= TASK DESCRIPTION =
When a line of the records below contains the string "data", copy that whole line.

= EXCERPTED RECORDS =
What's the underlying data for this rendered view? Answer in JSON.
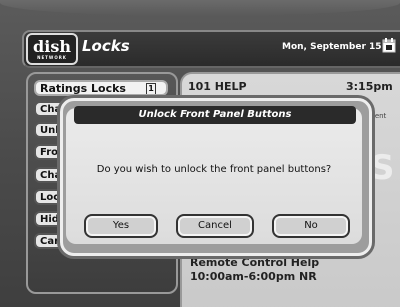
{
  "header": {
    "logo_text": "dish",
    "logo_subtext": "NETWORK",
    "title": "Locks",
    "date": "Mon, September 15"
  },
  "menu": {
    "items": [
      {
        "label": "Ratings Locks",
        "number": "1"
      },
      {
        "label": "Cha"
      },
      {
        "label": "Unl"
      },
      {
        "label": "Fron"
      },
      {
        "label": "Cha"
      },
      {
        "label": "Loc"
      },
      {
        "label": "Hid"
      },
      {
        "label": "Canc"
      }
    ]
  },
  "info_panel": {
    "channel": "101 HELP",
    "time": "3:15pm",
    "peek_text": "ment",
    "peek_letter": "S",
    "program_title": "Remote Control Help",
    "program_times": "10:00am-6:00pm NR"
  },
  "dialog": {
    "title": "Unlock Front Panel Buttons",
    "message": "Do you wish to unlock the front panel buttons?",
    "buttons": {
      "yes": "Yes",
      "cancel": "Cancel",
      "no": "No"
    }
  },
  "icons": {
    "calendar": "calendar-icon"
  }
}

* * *

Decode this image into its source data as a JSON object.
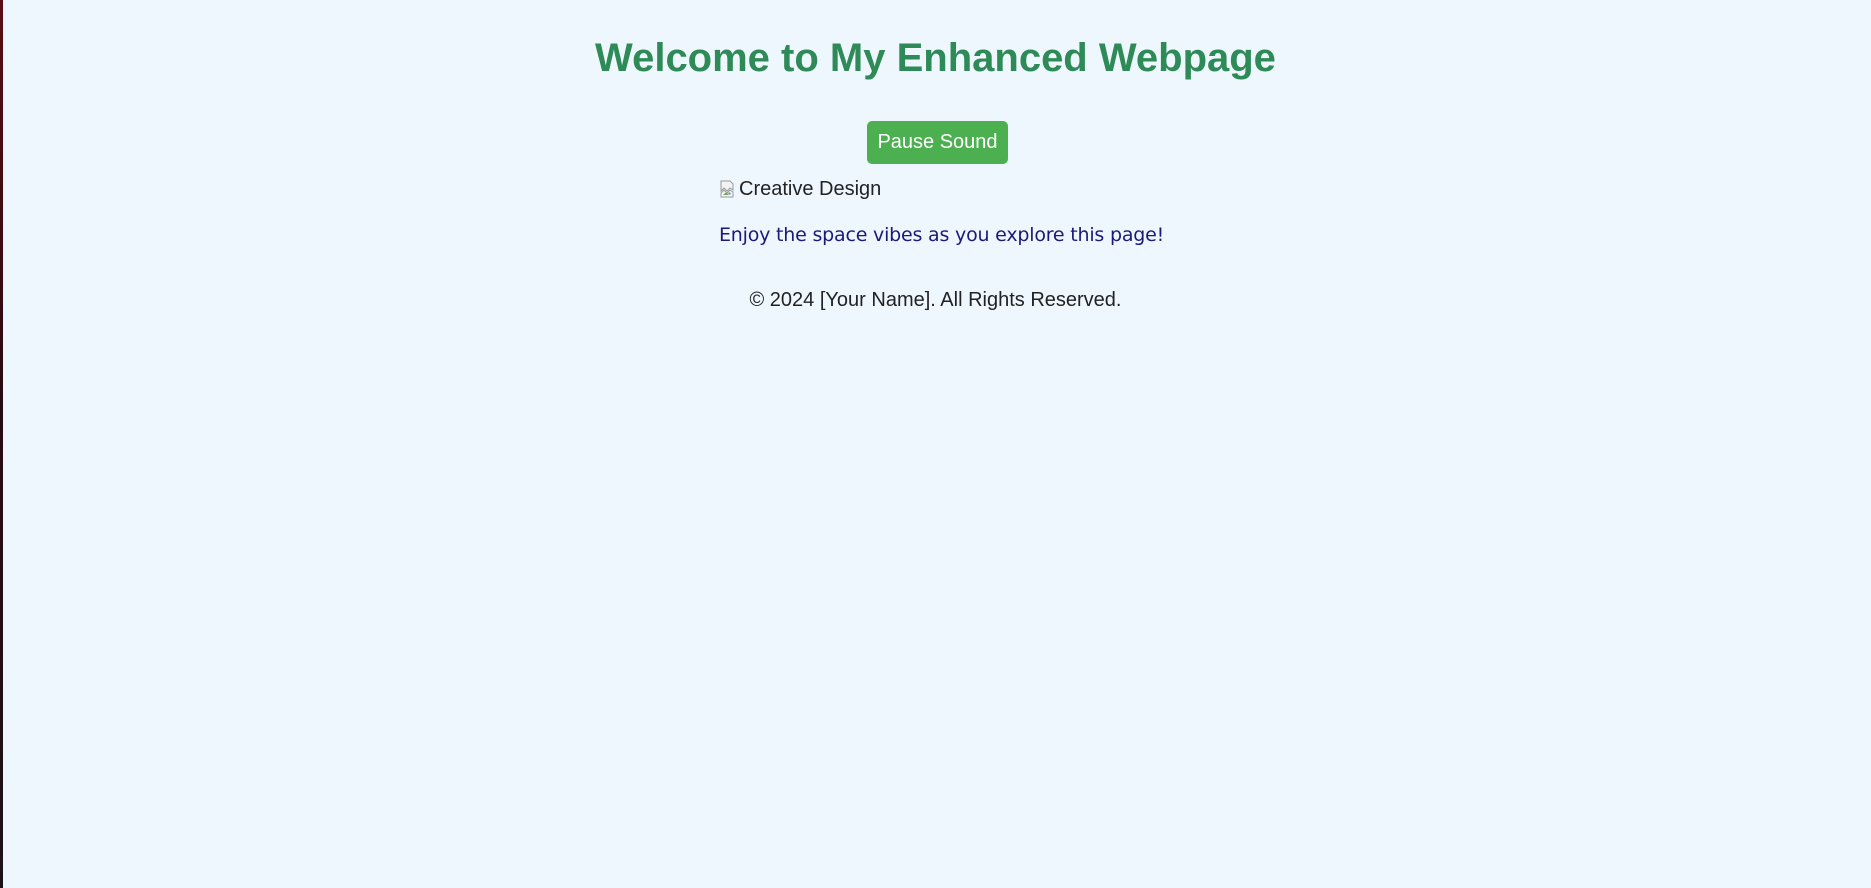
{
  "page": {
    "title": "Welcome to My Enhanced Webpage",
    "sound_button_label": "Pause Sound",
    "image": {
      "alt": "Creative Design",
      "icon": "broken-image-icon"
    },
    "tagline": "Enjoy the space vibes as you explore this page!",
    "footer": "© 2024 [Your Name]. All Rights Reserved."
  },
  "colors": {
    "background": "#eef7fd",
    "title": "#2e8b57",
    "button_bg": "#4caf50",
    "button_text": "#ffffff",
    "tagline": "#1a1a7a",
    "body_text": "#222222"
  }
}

= OUTPUT BELOW =
What's the underlying data for this rendered view? Answer in JSON.
Decode this image into its source data as a JSON object.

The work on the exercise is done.